Spot each line in the data below containing "Shape" and copy it.

Entries from a dataset of interfaces:

- - - - -

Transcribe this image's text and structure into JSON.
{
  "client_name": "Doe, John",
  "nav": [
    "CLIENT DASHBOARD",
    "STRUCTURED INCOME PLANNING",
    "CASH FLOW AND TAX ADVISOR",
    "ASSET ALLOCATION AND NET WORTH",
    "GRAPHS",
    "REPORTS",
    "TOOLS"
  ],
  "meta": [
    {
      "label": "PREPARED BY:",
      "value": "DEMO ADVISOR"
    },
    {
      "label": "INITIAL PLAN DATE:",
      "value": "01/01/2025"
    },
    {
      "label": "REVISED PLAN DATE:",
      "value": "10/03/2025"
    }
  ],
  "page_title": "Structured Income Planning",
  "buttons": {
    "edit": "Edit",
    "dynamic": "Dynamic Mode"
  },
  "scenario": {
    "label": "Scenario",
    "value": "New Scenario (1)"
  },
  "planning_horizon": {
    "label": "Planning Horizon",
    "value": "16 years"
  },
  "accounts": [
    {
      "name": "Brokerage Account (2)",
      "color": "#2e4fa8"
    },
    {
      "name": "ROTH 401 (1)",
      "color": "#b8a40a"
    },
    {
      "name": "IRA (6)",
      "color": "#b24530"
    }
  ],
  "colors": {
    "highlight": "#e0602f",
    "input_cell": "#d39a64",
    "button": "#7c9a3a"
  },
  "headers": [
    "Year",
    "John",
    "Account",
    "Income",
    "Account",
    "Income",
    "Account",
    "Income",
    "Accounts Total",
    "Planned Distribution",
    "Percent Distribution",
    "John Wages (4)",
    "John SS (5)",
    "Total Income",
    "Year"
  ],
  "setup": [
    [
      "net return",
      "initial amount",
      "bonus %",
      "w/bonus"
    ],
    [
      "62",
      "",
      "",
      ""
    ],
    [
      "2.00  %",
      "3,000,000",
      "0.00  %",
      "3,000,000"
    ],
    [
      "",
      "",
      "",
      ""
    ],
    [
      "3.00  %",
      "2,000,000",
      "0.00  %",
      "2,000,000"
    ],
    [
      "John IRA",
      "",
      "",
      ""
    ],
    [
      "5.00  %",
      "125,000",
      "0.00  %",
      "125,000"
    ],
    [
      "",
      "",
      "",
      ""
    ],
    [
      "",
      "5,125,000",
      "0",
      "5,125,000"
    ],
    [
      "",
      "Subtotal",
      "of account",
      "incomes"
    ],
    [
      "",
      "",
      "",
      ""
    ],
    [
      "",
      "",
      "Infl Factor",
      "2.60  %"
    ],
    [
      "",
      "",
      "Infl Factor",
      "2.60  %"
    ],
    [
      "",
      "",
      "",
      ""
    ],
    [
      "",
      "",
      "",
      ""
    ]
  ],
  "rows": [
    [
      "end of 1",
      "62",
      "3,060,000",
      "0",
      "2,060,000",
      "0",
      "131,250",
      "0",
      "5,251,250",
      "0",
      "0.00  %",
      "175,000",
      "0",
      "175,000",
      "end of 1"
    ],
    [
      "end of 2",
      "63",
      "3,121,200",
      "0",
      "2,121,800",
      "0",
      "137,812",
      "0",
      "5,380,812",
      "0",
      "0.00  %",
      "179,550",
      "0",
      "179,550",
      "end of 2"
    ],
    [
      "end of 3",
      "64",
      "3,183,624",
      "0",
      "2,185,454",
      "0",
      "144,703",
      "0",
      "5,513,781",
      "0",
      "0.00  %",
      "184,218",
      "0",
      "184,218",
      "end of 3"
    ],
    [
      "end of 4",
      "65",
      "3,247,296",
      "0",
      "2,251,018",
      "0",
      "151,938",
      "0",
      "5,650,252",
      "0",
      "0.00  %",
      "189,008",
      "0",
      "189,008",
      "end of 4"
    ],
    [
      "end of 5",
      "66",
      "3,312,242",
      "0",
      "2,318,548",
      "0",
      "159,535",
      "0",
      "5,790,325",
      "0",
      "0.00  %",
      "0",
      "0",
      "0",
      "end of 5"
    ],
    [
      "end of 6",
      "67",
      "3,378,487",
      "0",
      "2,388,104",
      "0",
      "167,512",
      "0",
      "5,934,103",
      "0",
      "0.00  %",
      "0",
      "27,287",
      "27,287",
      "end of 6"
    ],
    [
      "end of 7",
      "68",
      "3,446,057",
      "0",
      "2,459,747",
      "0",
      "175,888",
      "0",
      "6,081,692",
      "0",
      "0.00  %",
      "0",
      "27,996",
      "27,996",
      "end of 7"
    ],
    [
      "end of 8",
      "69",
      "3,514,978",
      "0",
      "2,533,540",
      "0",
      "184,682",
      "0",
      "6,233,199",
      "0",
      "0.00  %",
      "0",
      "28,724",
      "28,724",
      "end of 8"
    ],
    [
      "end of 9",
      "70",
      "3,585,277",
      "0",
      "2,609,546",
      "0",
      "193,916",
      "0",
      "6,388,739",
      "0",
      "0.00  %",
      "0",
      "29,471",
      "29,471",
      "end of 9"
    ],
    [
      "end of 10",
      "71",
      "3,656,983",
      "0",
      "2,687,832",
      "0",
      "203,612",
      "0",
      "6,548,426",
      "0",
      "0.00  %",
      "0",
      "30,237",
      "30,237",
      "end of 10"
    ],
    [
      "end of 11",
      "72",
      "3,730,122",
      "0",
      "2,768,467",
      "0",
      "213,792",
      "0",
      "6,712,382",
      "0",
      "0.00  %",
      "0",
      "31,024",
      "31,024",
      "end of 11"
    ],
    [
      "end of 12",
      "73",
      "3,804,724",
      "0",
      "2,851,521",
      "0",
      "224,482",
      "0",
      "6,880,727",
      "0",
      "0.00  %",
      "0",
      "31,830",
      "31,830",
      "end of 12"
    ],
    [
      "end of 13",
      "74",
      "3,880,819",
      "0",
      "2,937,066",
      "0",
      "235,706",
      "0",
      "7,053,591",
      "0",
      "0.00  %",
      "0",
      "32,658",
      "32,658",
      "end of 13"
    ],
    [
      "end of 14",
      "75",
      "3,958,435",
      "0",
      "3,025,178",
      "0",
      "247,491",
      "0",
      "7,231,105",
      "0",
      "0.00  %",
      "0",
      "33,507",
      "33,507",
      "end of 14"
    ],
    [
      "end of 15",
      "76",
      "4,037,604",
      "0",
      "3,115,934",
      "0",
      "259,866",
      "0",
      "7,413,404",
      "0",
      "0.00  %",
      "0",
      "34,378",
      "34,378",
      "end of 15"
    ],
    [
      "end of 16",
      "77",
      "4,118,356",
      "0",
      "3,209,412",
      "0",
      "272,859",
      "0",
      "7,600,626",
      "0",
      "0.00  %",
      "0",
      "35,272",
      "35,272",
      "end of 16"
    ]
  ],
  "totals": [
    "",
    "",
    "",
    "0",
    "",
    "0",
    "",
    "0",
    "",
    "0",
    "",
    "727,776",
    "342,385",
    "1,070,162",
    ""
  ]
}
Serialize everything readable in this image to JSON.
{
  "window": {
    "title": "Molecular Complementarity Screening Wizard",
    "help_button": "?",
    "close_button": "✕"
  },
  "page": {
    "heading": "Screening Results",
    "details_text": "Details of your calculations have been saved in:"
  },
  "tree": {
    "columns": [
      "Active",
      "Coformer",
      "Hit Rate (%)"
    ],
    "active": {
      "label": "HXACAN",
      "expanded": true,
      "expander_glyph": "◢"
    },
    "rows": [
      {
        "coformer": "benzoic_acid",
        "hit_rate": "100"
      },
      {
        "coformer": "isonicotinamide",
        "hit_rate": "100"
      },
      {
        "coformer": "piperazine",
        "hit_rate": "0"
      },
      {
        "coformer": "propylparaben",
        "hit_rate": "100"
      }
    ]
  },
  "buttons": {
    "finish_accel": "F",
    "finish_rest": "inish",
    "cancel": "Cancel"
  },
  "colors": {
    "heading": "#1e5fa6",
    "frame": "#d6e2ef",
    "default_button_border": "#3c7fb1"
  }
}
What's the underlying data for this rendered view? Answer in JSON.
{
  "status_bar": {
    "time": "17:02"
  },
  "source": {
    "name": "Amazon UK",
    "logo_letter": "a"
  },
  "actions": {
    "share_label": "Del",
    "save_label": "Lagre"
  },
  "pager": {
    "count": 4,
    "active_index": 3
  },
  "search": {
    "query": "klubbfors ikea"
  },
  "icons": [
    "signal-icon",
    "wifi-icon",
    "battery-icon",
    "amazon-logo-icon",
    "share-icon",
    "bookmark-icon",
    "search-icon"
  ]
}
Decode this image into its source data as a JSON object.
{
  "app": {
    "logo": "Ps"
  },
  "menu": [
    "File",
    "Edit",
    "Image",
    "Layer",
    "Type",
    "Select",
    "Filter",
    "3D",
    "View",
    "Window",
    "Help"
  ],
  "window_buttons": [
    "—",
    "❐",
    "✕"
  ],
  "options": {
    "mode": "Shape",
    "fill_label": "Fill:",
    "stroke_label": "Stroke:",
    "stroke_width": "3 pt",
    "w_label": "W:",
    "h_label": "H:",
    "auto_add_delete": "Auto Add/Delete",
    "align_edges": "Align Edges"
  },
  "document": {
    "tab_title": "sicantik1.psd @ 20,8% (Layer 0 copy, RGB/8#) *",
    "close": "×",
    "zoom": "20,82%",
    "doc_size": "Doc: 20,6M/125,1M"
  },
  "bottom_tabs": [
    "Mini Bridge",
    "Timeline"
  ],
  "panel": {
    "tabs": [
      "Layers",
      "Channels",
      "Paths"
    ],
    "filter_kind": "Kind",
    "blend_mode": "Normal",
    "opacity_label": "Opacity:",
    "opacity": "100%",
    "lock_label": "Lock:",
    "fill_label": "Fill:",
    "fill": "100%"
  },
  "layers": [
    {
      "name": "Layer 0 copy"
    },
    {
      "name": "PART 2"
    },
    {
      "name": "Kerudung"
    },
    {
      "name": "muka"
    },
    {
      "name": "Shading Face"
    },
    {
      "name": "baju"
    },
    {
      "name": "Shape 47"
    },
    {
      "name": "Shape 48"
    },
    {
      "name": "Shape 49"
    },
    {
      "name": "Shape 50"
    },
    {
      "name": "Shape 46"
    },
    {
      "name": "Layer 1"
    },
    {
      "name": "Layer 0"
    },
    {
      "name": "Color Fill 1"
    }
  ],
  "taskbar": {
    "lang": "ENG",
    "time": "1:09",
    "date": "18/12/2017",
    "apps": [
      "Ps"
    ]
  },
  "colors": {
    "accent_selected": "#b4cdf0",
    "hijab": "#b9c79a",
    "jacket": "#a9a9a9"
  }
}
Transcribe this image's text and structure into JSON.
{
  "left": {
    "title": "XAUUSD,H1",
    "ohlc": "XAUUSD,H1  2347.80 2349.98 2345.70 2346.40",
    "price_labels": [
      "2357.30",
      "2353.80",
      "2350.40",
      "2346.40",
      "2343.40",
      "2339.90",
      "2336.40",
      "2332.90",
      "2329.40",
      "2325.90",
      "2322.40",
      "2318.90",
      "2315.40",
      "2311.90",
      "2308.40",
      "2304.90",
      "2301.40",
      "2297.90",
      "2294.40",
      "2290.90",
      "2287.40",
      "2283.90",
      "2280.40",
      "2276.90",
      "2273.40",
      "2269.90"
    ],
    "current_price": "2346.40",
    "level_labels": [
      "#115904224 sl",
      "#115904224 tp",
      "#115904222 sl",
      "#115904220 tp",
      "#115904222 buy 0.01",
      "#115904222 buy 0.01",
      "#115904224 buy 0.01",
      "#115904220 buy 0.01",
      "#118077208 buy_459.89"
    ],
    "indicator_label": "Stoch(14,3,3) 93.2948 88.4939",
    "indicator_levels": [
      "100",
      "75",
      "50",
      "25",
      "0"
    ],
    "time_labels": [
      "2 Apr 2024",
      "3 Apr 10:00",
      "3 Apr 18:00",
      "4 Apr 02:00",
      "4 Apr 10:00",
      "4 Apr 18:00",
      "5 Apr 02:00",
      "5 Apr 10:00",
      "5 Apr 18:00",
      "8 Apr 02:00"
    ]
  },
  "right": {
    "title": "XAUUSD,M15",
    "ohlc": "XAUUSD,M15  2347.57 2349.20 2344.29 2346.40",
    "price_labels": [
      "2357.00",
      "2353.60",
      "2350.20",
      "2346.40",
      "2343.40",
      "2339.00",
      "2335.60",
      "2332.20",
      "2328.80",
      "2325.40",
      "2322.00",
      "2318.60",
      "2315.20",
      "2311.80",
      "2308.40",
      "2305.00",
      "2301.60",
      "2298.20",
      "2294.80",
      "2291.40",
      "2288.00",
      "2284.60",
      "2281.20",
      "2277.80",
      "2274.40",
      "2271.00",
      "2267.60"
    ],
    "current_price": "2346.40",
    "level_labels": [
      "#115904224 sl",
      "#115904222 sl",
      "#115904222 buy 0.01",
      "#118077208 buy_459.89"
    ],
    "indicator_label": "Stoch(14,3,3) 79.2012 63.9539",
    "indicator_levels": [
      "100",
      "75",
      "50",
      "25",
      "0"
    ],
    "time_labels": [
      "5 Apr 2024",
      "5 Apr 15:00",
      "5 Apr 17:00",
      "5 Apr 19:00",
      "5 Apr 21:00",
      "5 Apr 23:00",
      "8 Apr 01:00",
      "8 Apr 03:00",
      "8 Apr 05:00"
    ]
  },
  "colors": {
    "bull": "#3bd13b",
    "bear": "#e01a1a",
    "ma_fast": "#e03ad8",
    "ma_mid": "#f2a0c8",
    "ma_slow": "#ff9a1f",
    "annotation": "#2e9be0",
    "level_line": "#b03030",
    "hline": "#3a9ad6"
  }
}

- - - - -

◆ Answer to the problem ◆
    "mode": "Shape",
      "name": "Shape 47"
      "name": "Shape 48"
      "name": "Shape 49"
      "name": "Shape 50"
      "name": "Shape 46"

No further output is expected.